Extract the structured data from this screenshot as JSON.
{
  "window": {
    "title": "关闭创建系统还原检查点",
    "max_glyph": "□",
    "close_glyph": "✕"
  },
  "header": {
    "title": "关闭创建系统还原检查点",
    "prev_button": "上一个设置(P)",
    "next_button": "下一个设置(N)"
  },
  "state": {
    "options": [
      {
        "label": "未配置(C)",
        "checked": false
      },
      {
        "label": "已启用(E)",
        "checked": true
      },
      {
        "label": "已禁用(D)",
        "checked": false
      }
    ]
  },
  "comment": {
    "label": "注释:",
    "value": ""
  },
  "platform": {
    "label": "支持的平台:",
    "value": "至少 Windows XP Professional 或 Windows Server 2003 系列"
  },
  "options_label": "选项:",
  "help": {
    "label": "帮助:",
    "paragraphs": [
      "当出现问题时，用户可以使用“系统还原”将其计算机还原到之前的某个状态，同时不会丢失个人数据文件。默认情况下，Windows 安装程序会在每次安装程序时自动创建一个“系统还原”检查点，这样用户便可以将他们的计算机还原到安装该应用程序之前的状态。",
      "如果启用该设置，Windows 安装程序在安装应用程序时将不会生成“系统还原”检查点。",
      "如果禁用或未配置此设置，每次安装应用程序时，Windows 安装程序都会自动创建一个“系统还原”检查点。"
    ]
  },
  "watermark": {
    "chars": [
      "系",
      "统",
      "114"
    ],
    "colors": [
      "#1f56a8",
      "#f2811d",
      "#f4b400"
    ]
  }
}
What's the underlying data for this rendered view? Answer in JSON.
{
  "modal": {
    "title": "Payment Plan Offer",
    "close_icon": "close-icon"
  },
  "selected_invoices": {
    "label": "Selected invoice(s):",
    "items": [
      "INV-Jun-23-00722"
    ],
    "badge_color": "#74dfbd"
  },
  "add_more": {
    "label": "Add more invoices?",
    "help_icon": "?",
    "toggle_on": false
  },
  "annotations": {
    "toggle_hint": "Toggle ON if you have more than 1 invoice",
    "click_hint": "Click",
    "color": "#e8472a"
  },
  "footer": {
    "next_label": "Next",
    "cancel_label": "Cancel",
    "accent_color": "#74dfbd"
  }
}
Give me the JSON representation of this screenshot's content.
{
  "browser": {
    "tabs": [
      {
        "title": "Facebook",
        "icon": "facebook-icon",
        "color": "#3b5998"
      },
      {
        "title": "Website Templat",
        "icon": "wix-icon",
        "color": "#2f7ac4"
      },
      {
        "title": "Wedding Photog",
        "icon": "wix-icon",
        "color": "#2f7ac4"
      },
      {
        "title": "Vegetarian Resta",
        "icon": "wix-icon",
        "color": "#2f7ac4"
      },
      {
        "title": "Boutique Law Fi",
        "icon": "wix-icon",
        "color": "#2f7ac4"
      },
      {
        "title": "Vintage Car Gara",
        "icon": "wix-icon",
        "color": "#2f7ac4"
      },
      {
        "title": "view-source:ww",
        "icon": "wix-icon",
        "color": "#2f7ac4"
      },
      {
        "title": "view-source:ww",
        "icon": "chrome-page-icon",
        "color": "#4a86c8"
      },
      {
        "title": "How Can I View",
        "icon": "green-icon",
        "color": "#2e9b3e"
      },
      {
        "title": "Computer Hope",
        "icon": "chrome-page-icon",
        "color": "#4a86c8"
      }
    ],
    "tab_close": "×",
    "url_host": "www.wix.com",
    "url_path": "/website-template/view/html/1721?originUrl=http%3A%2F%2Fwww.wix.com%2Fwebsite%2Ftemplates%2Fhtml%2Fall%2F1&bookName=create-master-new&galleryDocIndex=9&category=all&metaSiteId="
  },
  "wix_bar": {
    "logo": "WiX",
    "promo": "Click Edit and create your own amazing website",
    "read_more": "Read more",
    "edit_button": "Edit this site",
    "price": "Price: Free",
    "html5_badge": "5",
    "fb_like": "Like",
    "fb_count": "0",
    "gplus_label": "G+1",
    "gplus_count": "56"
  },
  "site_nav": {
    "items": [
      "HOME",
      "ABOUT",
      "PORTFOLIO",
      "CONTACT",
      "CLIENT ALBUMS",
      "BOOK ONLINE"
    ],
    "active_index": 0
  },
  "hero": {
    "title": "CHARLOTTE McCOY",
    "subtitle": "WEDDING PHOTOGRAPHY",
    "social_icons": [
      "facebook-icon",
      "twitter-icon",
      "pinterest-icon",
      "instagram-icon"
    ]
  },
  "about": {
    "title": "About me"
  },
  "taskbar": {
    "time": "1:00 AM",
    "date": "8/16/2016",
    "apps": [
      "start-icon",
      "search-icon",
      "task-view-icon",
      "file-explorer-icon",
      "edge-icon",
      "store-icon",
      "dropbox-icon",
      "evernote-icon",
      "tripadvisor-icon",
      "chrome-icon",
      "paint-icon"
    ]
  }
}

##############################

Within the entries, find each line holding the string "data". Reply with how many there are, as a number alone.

2